**Input:**
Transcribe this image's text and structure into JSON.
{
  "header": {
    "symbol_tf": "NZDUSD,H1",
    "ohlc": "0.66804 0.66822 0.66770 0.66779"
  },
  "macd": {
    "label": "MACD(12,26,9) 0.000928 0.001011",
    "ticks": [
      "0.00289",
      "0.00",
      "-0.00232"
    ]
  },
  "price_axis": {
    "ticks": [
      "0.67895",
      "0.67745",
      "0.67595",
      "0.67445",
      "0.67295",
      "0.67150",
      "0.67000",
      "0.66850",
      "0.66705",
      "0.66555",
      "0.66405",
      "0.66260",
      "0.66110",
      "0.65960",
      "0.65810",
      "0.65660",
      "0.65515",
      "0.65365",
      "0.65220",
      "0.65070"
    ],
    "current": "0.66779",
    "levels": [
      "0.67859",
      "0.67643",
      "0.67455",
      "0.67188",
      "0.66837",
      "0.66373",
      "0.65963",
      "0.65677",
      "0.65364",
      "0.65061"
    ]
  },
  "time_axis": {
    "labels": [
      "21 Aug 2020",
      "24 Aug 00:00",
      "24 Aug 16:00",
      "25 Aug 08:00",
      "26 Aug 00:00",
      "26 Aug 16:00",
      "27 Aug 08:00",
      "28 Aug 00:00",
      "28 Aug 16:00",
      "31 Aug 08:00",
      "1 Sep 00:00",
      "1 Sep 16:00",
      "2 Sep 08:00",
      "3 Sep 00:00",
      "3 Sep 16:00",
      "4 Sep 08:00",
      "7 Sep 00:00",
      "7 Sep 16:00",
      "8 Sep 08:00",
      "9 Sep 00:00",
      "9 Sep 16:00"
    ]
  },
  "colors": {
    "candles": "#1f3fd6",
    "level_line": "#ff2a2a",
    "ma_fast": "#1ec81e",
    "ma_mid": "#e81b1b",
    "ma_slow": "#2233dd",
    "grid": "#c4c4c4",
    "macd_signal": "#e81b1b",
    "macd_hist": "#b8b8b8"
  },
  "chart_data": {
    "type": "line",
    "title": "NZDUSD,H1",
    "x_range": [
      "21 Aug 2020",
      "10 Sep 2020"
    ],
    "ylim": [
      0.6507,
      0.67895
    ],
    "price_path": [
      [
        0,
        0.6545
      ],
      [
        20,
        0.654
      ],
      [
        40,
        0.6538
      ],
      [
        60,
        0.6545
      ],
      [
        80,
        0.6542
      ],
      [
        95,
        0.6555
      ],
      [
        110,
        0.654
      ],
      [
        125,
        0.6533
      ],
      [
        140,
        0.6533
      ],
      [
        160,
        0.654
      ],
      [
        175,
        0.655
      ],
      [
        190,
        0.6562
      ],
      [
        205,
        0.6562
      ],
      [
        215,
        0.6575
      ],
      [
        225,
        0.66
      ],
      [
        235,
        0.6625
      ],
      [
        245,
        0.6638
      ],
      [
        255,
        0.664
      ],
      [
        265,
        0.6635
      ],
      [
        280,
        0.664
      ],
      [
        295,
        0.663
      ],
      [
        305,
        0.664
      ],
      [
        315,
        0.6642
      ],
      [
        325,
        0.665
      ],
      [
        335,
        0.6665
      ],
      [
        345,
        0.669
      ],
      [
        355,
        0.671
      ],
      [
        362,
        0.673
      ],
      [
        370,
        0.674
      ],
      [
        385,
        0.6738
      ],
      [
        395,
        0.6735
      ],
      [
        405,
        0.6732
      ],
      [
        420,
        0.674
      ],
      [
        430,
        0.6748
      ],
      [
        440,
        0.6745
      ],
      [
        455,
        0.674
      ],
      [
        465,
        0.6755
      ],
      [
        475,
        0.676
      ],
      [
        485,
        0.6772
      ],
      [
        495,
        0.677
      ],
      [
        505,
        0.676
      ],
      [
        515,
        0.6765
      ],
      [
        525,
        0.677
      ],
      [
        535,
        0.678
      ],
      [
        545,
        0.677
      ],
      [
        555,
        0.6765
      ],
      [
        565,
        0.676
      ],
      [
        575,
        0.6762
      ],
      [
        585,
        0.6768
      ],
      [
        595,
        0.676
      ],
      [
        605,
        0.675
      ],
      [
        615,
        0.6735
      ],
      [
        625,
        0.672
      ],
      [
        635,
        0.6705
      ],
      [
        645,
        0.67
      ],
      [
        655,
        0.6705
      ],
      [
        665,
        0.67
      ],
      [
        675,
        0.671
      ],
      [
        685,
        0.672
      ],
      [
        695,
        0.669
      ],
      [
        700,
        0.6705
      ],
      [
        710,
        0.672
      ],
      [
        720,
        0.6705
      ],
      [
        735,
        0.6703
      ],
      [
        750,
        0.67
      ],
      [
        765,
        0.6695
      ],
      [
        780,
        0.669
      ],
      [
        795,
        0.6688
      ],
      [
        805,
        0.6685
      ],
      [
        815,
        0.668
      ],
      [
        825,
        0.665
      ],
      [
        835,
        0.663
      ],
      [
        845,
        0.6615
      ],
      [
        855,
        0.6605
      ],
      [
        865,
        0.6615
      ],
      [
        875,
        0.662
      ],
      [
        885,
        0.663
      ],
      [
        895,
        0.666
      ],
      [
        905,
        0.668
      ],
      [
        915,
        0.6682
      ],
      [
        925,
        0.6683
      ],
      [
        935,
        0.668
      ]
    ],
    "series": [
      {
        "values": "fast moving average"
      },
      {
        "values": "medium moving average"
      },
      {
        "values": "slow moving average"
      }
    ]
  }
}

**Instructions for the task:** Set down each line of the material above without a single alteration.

**Answer space:**
Transcribe this image's text and structure into JSON.
{
  "header": {
    "symbol_tf": "NZDUSD,H1",
    "ohlc": "0.66804 0.66822 0.66770 0.66779"
  },
  "macd": {
    "label": "MACD(12,26,9) 0.000928 0.001011",
    "ticks": [
      "0.00289",
      "0.00",
      "-0.00232"
    ]
  },
  "price_axis": {
    "ticks": [
      "0.67895",
      "0.67745",
      "0.67595",
      "0.67445",
      "0.67295",
      "0.67150",
      "0.67000",
      "0.66850",
      "0.66705",
      "0.66555",
      "0.66405",
      "0.66260",
      "0.66110",
      "0.65960",
      "0.65810",
      "0.65660",
      "0.65515",
      "0.65365",
      "0.65220",
      "0.65070"
    ],
    "current": "0.66779",
    "levels": [
      "0.67859",
      "0.67643",
      "0.67455",
      "0.67188",
      "0.66837",
      "0.66373",
      "0.65963",
      "0.65677",
      "0.65364",
      "0.65061"
    ]
  },
  "time_axis": {
    "labels": [
      "21 Aug 2020",
      "24 Aug 00:00",
      "24 Aug 16:00",
      "25 Aug 08:00",
      "26 Aug 00:00",
      "26 Aug 16:00",
      "27 Aug 08:00",
      "28 Aug 00:00",
      "28 Aug 16:00",
      "31 Aug 08:00",
      "1 Sep 00:00",
      "1 Sep 16:00",
      "2 Sep 08:00",
      "3 Sep 00:00",
      "3 Sep 16:00",
      "4 Sep 08:00",
      "7 Sep 00:00",
      "7 Sep 16:00",
      "8 Sep 08:00",
      "9 Sep 00:00",
      "9 Sep 16:00"
    ]
  },
  "colors": {
    "candles": "#1f3fd6",
    "level_line": "#ff2a2a",
    "ma_fast": "#1ec81e",
    "ma_mid": "#e81b1b",
    "ma_slow": "#2233dd",
    "grid": "#c4c4c4",
    "macd_signal": "#e81b1b",
    "macd_hist": "#b8b8b8"
  },
  "chart_data": {
    "type": "line",
    "title": "NZDUSD,H1",
    "x_range": [
      "21 Aug 2020",
      "10 Sep 2020"
    ],
    "ylim": [
      0.6507,
      0.67895
    ],
    "price_path": [
      [
        0,
        0.6545
      ],
      [
        20,
        0.654
      ],
      [
        40,
        0.6538
      ],
      [
        60,
        0.6545
      ],
      [
        80,
        0.6542
      ],
      [
        95,
        0.6555
      ],
      [
        110,
        0.654
      ],
      [
        125,
        0.6533
      ],
      [
        140,
        0.6533
      ],
      [
        160,
        0.654
      ],
      [
        175,
        0.655
      ],
      [
        190,
        0.6562
      ],
      [
        205,
        0.6562
      ],
      [
        215,
        0.6575
      ],
      [
        225,
        0.66
      ],
      [
        235,
        0.6625
      ],
      [
        245,
        0.6638
      ],
      [
        255,
        0.664
      ],
      [
        265,
        0.6635
      ],
      [
        280,
        0.664
      ],
      [
        295,
        0.663
      ],
      [
        305,
        0.664
      ],
      [
        315,
        0.6642
      ],
      [
        325,
        0.665
      ],
      [
        335,
        0.6665
      ],
      [
        345,
        0.669
      ],
      [
        355,
        0.671
      ],
      [
        362,
        0.673
      ],
      [
        370,
        0.674
      ],
      [
        385,
        0.6738
      ],
      [
        395,
        0.6735
      ],
      [
        405,
        0.6732
      ],
      [
        420,
        0.674
      ],
      [
        430,
        0.6748
      ],
      [
        440,
        0.6745
      ],
      [
        455,
        0.674
      ],
      [
        465,
        0.6755
      ],
      [
        475,
        0.676
      ],
      [
        485,
        0.6772
      ],
      [
        495,
        0.677
      ],
      [
        505,
        0.676
      ],
      [
        515,
        0.6765
      ],
      [
        525,
        0.677
      ],
      [
        535,
        0.678
      ],
      [
        545,
        0.677
      ],
      [
        555,
        0.6765
      ],
      [
        565,
        0.676
      ],
      [
        575,
        0.6762
      ],
      [
        585,
        0.6768
      ],
      [
        595,
        0.676
      ],
      [
        605,
        0.675
      ],
      [
        615,
        0.6735
      ],
      [
        625,
        0.672
      ],
      [
        635,
        0.6705
      ],
      [
        645,
        0.67
      ],
      [
        655,
        0.6705
      ],
      [
        665,
        0.67
      ],
      [
        675,
        0.671
      ],
      [
        685,
        0.672
      ],
      [
        695,
        0.669
      ],
      [
        700,
        0.6705
      ],
      [
        710,
        0.672
      ],
      [
        720,
        0.6705
      ],
      [
        735,
        0.6703
      ],
      [
        750,
        0.67
      ],
      [
        765,
        0.6695
      ],
      [
        780,
        0.669
      ],
      [
        795,
        0.6688
      ],
      [
        805,
        0.6685
      ],
      [
        815,
        0.668
      ],
      [
        825,
        0.665
      ],
      [
        835,
        0.663
      ],
      [
        845,
        0.6615
      ],
      [
        855,
        0.6605
      ],
      [
        865,
        0.6615
      ],
      [
        875,
        0.662
      ],
      [
        885,
        0.663
      ],
      [
        895,
        0.666
      ],
      [
        905,
        0.668
      ],
      [
        915,
        0.6682
      ],
      [
        925,
        0.6683
      ],
      [
        935,
        0.668
      ]
    ],
    "series": [
      {
        "values": "fast moving average"
      },
      {
        "values": "medium moving average"
      },
      {
        "values": "slow moving average"
      }
    ]
  }
}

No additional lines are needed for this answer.